When it comes to being creative and personal photography, how do you approach your shoots? Do you prepare a well-researched mood board and vehemently stick to it, or do you let your creative juices flow and see where the shoot takes you? Is there a right way?
I wouldn't go as far as ever calling myself an architecture photographer (I'm just a..photographer, I suppose), but I do enjoy the pleasing feeling of connecting lines, of watching the simplicity take over a busy scene that might be right in front of me, yet looking up I see "less is more"-kinda scene, and it simply pleases me for that moment.
Question as old as "which camera is the best?" (let me save you hours searching answer to this question by saying that there is no such thing, it's which ever camera suits you best), is "how to find inspiration" to photograph, and to keep photographing time over time.
You may know how to photograph your subject in a certain light situation, you may know how to compose your photograph to create additional drama, but do you allow your true emotions and feelings shine in your work?
Don't lie, most of us are guilty of not bothering to pick up our camera and photograph what's close to our hearts and homes. But why should we push ourselves to do it more, even if there's no immediate reward (or is there?)?
As a wedding photographer, it's not always easy to find balance between the style of work you're genuinely passionate about and the type of work that pays the bills. So, how can you shoot personal projects to improve your professional photography work?
As someone who shoots boudoir alongside the weddings, I always knew that this type of intimate photography could and should become a life-long reminder to clients that their life, bodies, and minds should be admired, and as such documented. It could be a way of celebrating a weight loss journey, or perhaps getting through a draining relationship to regain power and energy, or maybe to remind yourself that you as you are today is something worth celebrating in its own right.
Even though postpartum bodies aren't something that our society likes to talk about or showcase for public display, we've all come from the same place so it's about time we started celebrating the processes women's bodies go through to bring a new life into this world. Which is why photographer Grace Elizabeth has created a "Gold Dust" project to look into postpartum motherhood.

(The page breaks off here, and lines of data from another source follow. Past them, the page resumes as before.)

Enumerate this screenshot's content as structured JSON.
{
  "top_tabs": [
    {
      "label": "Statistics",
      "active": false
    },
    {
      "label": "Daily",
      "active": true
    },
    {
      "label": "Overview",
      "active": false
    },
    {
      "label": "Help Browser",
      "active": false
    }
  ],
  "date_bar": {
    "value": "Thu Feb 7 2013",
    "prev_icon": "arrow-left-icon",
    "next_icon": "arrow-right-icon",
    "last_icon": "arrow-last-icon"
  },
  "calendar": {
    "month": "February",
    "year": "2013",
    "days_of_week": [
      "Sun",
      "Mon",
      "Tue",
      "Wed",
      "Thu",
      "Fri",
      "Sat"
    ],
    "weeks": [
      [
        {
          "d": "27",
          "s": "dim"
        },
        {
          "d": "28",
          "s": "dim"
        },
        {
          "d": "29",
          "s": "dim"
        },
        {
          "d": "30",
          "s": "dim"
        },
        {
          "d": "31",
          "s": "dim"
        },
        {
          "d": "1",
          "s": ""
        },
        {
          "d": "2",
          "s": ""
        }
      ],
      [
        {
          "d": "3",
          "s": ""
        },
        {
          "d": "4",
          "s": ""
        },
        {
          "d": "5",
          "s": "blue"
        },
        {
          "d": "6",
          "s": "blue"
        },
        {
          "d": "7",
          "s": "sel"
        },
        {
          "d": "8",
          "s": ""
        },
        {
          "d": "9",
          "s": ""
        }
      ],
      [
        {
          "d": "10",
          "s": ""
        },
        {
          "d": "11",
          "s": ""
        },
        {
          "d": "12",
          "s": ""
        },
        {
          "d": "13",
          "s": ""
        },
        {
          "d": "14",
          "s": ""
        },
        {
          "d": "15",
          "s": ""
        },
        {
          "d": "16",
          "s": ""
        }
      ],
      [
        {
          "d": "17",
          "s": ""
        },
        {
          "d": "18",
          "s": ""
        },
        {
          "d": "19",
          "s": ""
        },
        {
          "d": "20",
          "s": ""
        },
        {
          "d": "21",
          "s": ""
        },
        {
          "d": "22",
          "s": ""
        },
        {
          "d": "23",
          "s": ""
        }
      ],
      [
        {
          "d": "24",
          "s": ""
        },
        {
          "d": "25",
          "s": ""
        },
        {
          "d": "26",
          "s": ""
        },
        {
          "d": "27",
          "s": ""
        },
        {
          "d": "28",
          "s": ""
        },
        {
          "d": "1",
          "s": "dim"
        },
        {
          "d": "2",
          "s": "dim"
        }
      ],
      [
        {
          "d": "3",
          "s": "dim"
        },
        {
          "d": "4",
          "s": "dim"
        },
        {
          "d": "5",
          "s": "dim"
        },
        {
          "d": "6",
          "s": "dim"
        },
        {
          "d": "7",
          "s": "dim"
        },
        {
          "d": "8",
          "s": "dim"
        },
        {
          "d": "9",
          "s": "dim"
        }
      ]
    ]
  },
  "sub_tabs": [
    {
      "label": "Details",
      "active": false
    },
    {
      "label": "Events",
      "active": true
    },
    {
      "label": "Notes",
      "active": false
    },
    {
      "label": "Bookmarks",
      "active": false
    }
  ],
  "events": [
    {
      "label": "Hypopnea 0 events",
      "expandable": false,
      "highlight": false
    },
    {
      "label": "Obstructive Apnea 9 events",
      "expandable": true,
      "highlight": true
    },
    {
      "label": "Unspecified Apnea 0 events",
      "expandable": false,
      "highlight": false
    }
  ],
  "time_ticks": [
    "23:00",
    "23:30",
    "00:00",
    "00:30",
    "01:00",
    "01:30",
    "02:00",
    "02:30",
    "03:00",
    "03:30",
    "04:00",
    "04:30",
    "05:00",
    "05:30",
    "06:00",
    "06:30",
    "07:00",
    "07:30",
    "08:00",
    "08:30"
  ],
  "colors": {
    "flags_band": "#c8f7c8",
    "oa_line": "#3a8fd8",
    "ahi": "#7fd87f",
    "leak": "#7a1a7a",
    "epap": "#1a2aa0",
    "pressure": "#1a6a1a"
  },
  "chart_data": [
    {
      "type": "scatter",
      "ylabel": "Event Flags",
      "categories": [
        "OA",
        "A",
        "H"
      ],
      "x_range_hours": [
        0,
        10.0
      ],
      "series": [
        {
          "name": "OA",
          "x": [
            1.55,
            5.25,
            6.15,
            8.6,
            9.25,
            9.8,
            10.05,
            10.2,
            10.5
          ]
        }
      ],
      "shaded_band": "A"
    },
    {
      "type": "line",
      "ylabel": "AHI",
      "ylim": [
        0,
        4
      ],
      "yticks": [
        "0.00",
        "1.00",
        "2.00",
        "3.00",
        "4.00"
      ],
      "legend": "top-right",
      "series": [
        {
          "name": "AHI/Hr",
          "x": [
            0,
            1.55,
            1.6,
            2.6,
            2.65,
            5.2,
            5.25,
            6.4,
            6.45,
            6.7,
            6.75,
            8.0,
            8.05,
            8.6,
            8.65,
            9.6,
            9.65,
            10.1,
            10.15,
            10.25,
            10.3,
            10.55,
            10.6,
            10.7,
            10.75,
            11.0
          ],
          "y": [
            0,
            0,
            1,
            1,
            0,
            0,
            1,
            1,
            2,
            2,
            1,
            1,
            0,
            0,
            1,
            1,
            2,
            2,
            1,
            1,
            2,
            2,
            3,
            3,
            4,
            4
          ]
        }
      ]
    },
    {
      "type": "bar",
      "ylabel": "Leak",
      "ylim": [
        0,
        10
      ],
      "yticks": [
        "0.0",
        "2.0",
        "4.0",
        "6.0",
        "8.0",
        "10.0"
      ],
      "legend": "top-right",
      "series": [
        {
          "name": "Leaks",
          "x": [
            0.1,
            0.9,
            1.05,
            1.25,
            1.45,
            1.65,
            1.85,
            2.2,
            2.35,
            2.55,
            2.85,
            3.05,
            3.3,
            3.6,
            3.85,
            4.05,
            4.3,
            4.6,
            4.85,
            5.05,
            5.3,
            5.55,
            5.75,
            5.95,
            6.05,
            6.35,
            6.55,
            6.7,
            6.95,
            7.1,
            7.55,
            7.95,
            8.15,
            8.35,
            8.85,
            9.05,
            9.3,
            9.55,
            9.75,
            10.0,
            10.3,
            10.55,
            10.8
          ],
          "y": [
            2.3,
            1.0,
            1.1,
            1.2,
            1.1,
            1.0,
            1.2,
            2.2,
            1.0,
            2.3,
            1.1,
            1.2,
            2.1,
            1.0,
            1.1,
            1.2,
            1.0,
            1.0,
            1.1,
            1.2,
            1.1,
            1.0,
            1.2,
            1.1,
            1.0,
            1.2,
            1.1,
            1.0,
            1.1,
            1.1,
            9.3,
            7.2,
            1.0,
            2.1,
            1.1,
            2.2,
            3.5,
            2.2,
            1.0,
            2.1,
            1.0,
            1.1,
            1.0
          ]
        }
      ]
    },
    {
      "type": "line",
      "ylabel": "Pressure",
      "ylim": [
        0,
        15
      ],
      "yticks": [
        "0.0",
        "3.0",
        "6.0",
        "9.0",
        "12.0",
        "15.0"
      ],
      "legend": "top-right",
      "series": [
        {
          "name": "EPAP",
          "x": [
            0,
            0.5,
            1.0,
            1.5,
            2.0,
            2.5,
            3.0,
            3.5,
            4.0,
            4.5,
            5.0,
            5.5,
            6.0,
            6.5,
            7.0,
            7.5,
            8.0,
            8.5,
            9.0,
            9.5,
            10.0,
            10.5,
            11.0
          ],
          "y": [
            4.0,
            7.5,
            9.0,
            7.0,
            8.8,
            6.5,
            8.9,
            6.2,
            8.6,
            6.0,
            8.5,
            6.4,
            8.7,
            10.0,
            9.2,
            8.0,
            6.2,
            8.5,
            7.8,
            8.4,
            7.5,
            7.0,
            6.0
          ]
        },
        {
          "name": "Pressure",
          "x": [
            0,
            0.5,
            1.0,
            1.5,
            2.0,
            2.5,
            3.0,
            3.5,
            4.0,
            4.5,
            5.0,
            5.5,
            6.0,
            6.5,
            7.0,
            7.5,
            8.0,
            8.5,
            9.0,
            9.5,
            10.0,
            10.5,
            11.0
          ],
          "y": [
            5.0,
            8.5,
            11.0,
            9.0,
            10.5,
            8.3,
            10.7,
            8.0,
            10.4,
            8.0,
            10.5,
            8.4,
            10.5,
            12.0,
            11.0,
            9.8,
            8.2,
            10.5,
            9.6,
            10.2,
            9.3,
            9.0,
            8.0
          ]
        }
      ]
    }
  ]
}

There's much to be said about enriching the photography industry through positive and honest collaborations between professionals, but one thing I think we don't talk about enough is the benefits of shooting weddings with a trusted second shooter and how it can benefit your business and even your wellbeing.
Turns out you don't always need to be an amazing photographer to create photographic art. I came across graphic designer Bashar Hjooj's work on Instagram, where he combines two to three photographs shot by complete strangers to create art full of imagination with his own take.
Why do we keep creating? Why do we feel the need to keep creating something that nowadays merely feeds to the largely insatiable society that craves new content, new trends, new visuals? Jakob Owens created a brief but thought-evoking video which gives an insight in how today's creative mind works.
For some of us becoming old may be a thing of a distant future, for others it may be a day-to-day experience. However, for many of us "empathy for our older population is lacking, and audiences need reminding that we are all aging and old people need to feel the joy of human interaction too".